The company's worldwide market share in smart phones was just over 30 percent in the fourth quarter, down from 40 percent a year earlier. It's still the biggest maker of non-smart phones, but everyone in the industry believes smart phones are the future.
The shift has been so drastic that Elop, in a memo leaked last week, compared the company to a burning oil platform, asking employees to jump off of it with him in search of a safer place.
The memo had industry analysts talking.
"Nokia has jumped into the icy water from the burning platform, but we are not sure when the lifeboat is going to turn up, and the water appears to be infested with predators," said analyst Richard Windsor of Nomura Securities.
Microsoft Corp. launched a new phone operating system, Windows Phone 7, late last year. Reviewers hailed it as big improvement over previous attempts, but so far it hasn't made a dent in the dominance of Google's Android software and Apple's iPhone.
Windsor expects Android to snap up the market share that Nokia might lose while it phases out Symbian. Nokia has said it might start selling a Windows phone this year, but it isn't promising anything.
One competitor, Sony Ericsson CEO Bert Nordberg, said that he was "very happy" that Nokia chose Microsoft rather than Android. If Nokia had entered the same space, it would have created enormous competition and pricing pressure.
Sony Ericsson ditched Symbian last year in favor of Android, and the strategy has met with modest success. On Sunday, Nordberg announced that Verizon Wireless would carry a Sony Ericsson phone for the first time in years.
Elop said that he and other Nokia executives felt that adding Nokia's production capacity to an already crowded field of Android phones would have forced prices down too sharply.
"We also believe firmly that creating a three-horse race was also in the best interest of consumers: It gives them more choice," Elop told the AP.
Nokia also had more to give Microsoft than it had to give Google, Elop said. Its location and mapping services complement Microsoft's Web search services. Google already has broad backing for Android, so it may not have been as willing to pay Nokia to switch as Microsoft was.
Analysts are now speculating that the phone makers that have supported Windows Phone 7, HTC Corp. and LG Electronics Inc., might be less inclined to do so with a giant like Nokia jumping into the game, supported by billions in Microsoft subsidies.
In his keynote speech Monday at the trade show, Microsoft CEO Steve Ballmer rebutted that suggestion.
"Nokia's support will help Windows Phone overall to build strength versus other mobile platforms," Ballmer said. "That's not just good for Nokia, that's good for all our handset partners."

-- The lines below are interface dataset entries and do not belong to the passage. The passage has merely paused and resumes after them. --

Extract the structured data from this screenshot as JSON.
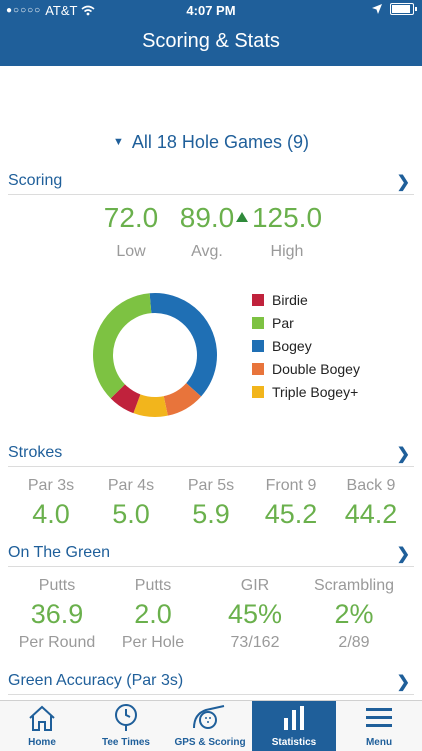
{
  "status": {
    "carrier": "AT&T",
    "time": "4:07 PM"
  },
  "header": {
    "title": "Scoring & Stats"
  },
  "filter": {
    "label": "All 18 Hole Games (9)"
  },
  "scoring": {
    "title": "Scoring",
    "low": "72.0",
    "low_label": "Low",
    "avg": "89.0",
    "avg_label": "Avg.",
    "high": "125.0",
    "high_label": "High"
  },
  "chart_data": {
    "type": "pie",
    "categories": [
      "Birdie",
      "Par",
      "Bogey",
      "Double Bogey",
      "Triple Bogey+"
    ],
    "values": [
      7,
      36,
      38,
      10,
      9
    ],
    "colors": [
      "#c0223c",
      "#7dc242",
      "#1f6fb4",
      "#e8743b",
      "#f2b51c"
    ],
    "legend_position": "right"
  },
  "strokes": {
    "title": "Strokes",
    "items": [
      {
        "label": "Par 3s",
        "value": "4.0"
      },
      {
        "label": "Par 4s",
        "value": "5.0"
      },
      {
        "label": "Par 5s",
        "value": "5.9"
      },
      {
        "label": "Front 9",
        "value": "45.2"
      },
      {
        "label": "Back 9",
        "value": "44.2"
      }
    ]
  },
  "green": {
    "title": "On The Green",
    "items": [
      {
        "label": "Putts",
        "value": "36.9",
        "sub": "Per Round"
      },
      {
        "label": "Putts",
        "value": "2.0",
        "sub": "Per Hole"
      },
      {
        "label": "GIR",
        "value": "45%",
        "sub": "73/162"
      },
      {
        "label": "Scrambling",
        "value": "2%",
        "sub": "2/89"
      }
    ]
  },
  "accuracy": {
    "title": "Green Accuracy (Par 3s)"
  },
  "tabs": [
    {
      "label": "Home",
      "icon": "home-icon"
    },
    {
      "label": "Tee Times",
      "icon": "clock-icon"
    },
    {
      "label": "GPS & Scoring",
      "icon": "golf-ball-icon"
    },
    {
      "label": "Statistics",
      "icon": "bar-chart-icon"
    },
    {
      "label": "Menu",
      "icon": "menu-icon"
    }
  ]
}
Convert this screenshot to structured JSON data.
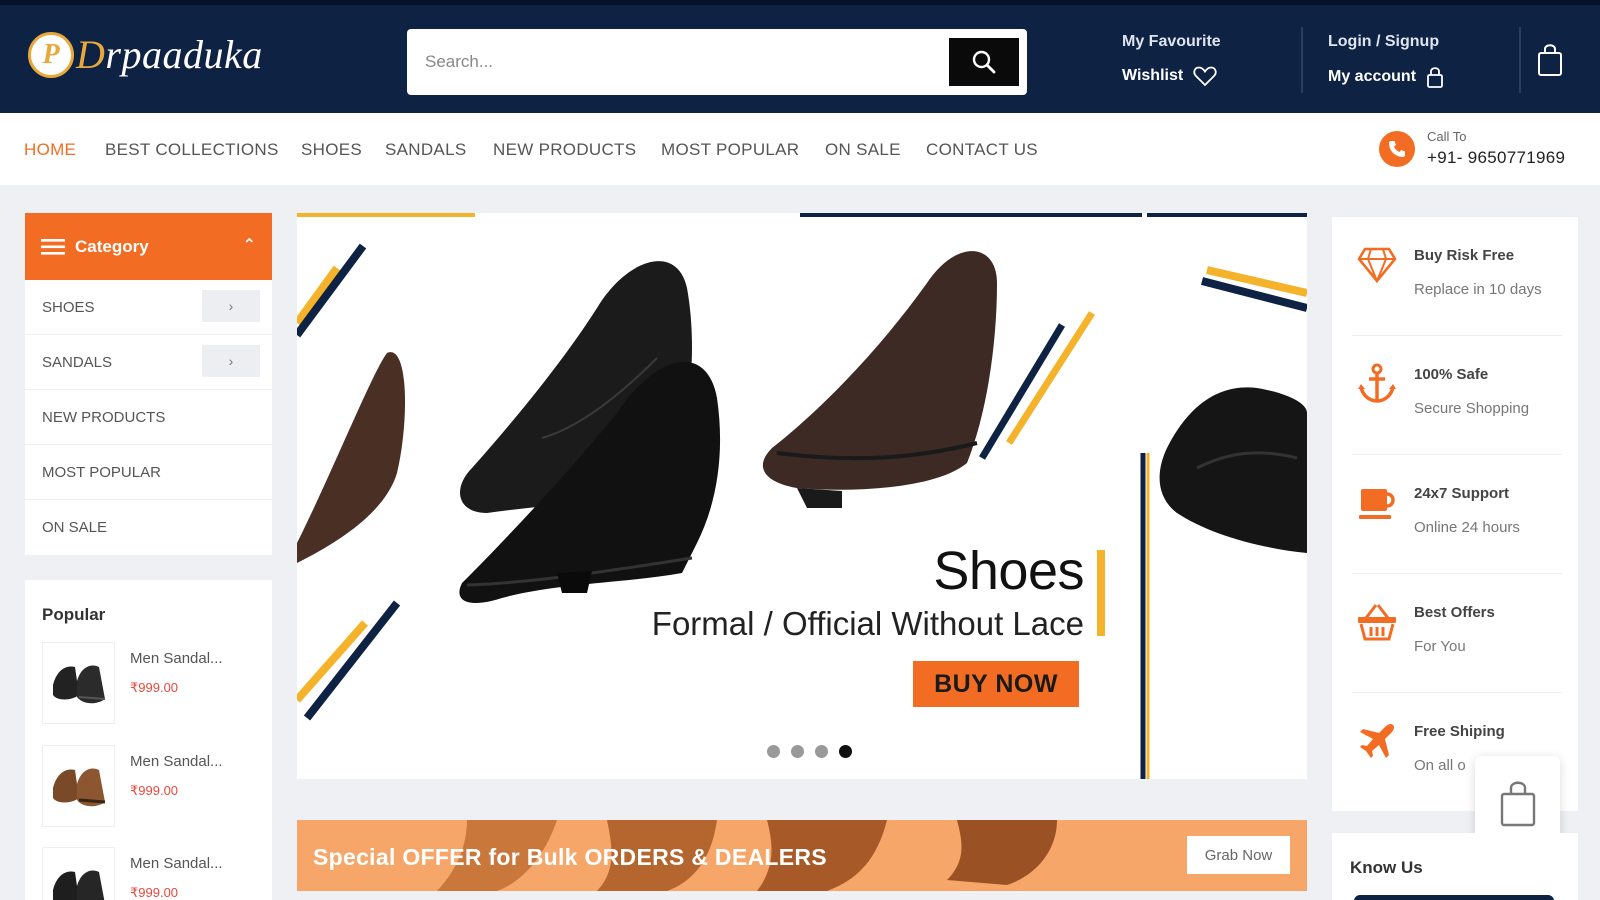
{
  "header": {
    "logo_badge": "P",
    "logo_first": "D",
    "logo_rest": "rpaaduka",
    "search_placeholder": "Search...",
    "favourite_label": "My Favourite",
    "wishlist_label": "Wishlist",
    "login_label": "Login / Signup",
    "account_label": "My account"
  },
  "nav": {
    "items": [
      "HOME",
      "BEST COLLECTIONS",
      "SHOES",
      "SANDALS",
      "NEW PRODUCTS",
      "MOST POPULAR",
      "ON SALE",
      "CONTACT US"
    ],
    "call_label": "Call To",
    "call_number": "+91- 9650771969"
  },
  "sidebar": {
    "category_title": "Category",
    "categories": [
      "SHOES",
      "SANDALS",
      "NEW PRODUCTS",
      "MOST POPULAR",
      "ON SALE"
    ],
    "popular_title": "Popular",
    "popular": [
      {
        "name": "Men Sandal...",
        "price": "₹999.00"
      },
      {
        "name": "Men Sandal...",
        "price": "₹999.00"
      },
      {
        "name": "Men Sandal...",
        "price": "₹999.00"
      }
    ]
  },
  "banner": {
    "heading": "Shoes",
    "subheading": "Formal / Official Without Lace",
    "cta": "BUY NOW",
    "slides": 4,
    "active_slide": 4
  },
  "offer": {
    "text": "Special OFFER for Bulk ORDERS & DEALERS",
    "button": "Grab Now"
  },
  "features": [
    {
      "title": "Buy Risk Free",
      "subtitle": "Replace in 10 days",
      "icon": "diamond-icon"
    },
    {
      "title": "100% Safe",
      "subtitle": "Secure Shopping",
      "icon": "anchor-icon"
    },
    {
      "title": "24x7 Support",
      "subtitle": "Online 24 hours",
      "icon": "cup-icon"
    },
    {
      "title": "Best Offers",
      "subtitle": "For You",
      "icon": "basket-icon"
    },
    {
      "title": "Free Shiping",
      "subtitle": "On all o",
      "icon": "airplane-icon"
    }
  ],
  "know_us": {
    "title": "Know Us"
  },
  "colors": {
    "navy": "#0e2244",
    "accent": "#f26d23",
    "gold": "#f4b32a",
    "price": "#e8483b"
  }
}
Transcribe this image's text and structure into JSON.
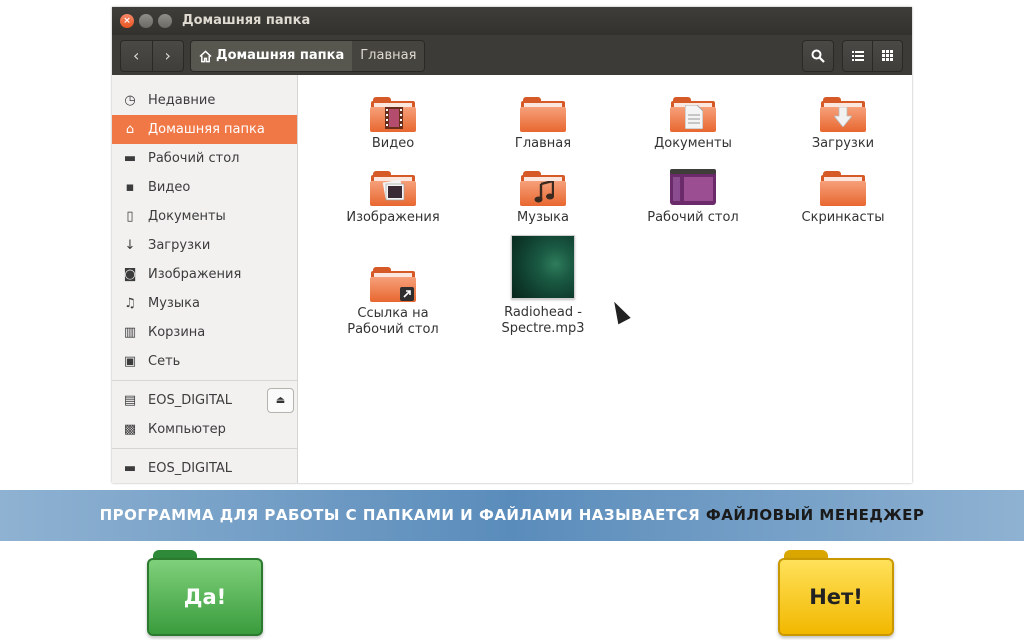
{
  "window": {
    "title": "Домашняя папка",
    "controls": {
      "close": "×",
      "minimize": "–",
      "maximize": "□"
    }
  },
  "toolbar": {
    "back_glyph": "‹",
    "forward_glyph": "›",
    "breadcrumbs": [
      "Домашняя папка",
      "Главная"
    ],
    "search_icon": "search-icon",
    "list_view_icon": "list-view-icon",
    "grid_view_icon": "grid-view-icon"
  },
  "sidebar": {
    "items": [
      {
        "label": "Недавние",
        "icon": "recent-icon"
      },
      {
        "label": "Домашняя папка",
        "icon": "home-icon",
        "active": true
      },
      {
        "label": "Рабочий стол",
        "icon": "desktop-icon"
      },
      {
        "label": "Видео",
        "icon": "video-icon"
      },
      {
        "label": "Документы",
        "icon": "document-icon"
      },
      {
        "label": "Загрузки",
        "icon": "download-icon"
      },
      {
        "label": "Изображения",
        "icon": "camera-icon"
      },
      {
        "label": "Музыка",
        "icon": "music-icon"
      },
      {
        "label": "Корзина",
        "icon": "trash-icon"
      },
      {
        "label": "Сеть",
        "icon": "network-icon"
      }
    ],
    "devices": [
      {
        "label": "EOS_DIGITAL",
        "icon": "sdcard-icon",
        "eject": true
      },
      {
        "label": "Компьютер",
        "icon": "computer-icon"
      }
    ],
    "network": [
      {
        "label": "EOS_DIGITAL",
        "icon": "folder-icon"
      }
    ]
  },
  "files": [
    {
      "name": "Видео",
      "icon": "folder-video-icon"
    },
    {
      "name": "Главная",
      "icon": "folder-icon"
    },
    {
      "name": "Документы",
      "icon": "folder-documents-icon"
    },
    {
      "name": "Загрузки",
      "icon": "folder-download-icon"
    },
    {
      "name": "Изображения",
      "icon": "folder-pictures-icon"
    },
    {
      "name": "Музыка",
      "icon": "folder-music-icon"
    },
    {
      "name": "Рабочий стол",
      "icon": "desktop-folder-icon"
    },
    {
      "name": "Скринкасты",
      "icon": "folder-icon"
    },
    {
      "name": "Ссылка на Рабочий стол",
      "icon": "folder-link-icon"
    },
    {
      "name": "Radiohead - Spectre.mp3",
      "icon": "audio-thumbnail"
    }
  ],
  "banner": {
    "text": "ПРОГРАММА ДЛЯ РАБОТЫ С ПАПКАМИ И ФАЙЛАМИ НАЗЫВАЕТСЯ",
    "highlight": "ФАЙЛОВЫЙ МЕНЕДЖЕР"
  },
  "answers": {
    "yes": "Да!",
    "no": "Нет!"
  },
  "colors": {
    "accent": "#f07746",
    "folder": "#e8672f",
    "banner": "#5a8cbb",
    "yes": "#3a9c3d",
    "no": "#f2b800"
  }
}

Ballmer also demonstrated some of the improvements that are coming to Windows Phone 7 this year. They include a faster Web browser and quicker switching between applications.
Shares of Nokia fell 47 cents to $8.90 in midday trading.